**WHAT IS NEEDED**.
Write the following entries out again exactly, skipping each image.

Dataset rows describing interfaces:
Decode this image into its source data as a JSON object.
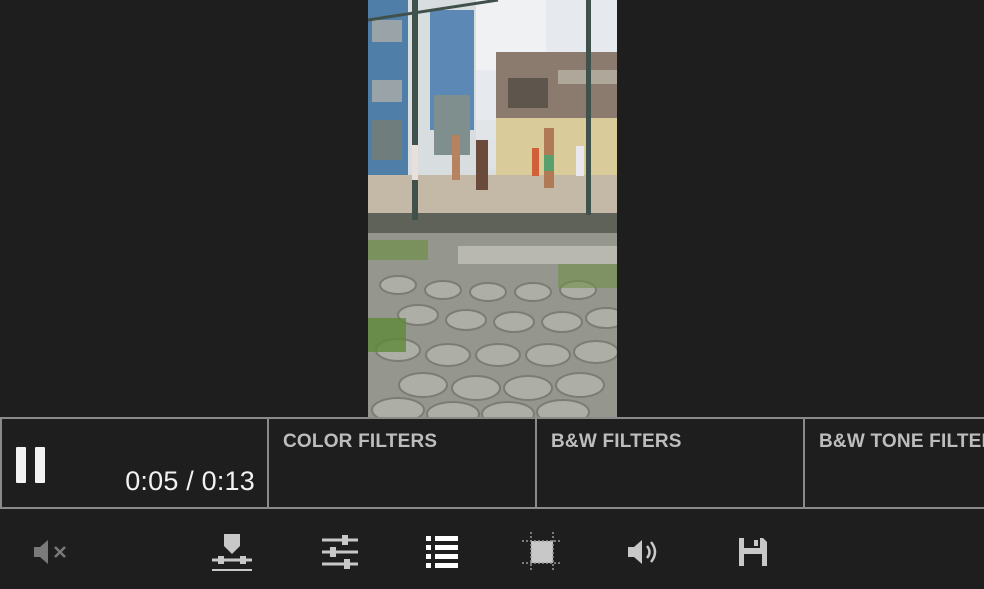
{
  "player": {
    "time_display": "0:05 / 0:13",
    "state": "playing",
    "pause_icon": "pause-icon"
  },
  "filters": [
    {
      "label": "COLOR FILTERS"
    },
    {
      "label": "B&W FILTERS"
    },
    {
      "label": "B&W TONE FILTERS"
    }
  ],
  "toolbar": {
    "items": [
      {
        "icon": "mute-icon"
      },
      {
        "icon": "trim-icon"
      },
      {
        "icon": "adjustments-icon"
      },
      {
        "icon": "list-icon"
      },
      {
        "icon": "crop-icon"
      },
      {
        "icon": "volume-icon"
      },
      {
        "icon": "save-icon"
      }
    ]
  },
  "colors": {
    "background": "#1e1e1e",
    "border": "#8a8a8a",
    "text": "#f2f2f2",
    "label": "#bdbdbd"
  }
}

**ANSWER BELOW**.
Decode this image into its source data as a JSON object.
{
  "player": {
    "time_display": "0:05 / 0:13",
    "state": "playing",
    "pause_icon": "pause-icon"
  },
  "filters": [
    {
      "label": "COLOR FILTERS"
    },
    {
      "label": "B&W FILTERS"
    },
    {
      "label": "B&W TONE FILTERS"
    }
  ],
  "toolbar": {
    "items": [
      {
        "icon": "mute-icon"
      },
      {
        "icon": "trim-icon"
      },
      {
        "icon": "adjustments-icon"
      },
      {
        "icon": "list-icon"
      },
      {
        "icon": "crop-icon"
      },
      {
        "icon": "volume-icon"
      },
      {
        "icon": "save-icon"
      }
    ]
  },
  "colors": {
    "background": "#1e1e1e",
    "border": "#8a8a8a",
    "text": "#f2f2f2",
    "label": "#bdbdbd"
  }
}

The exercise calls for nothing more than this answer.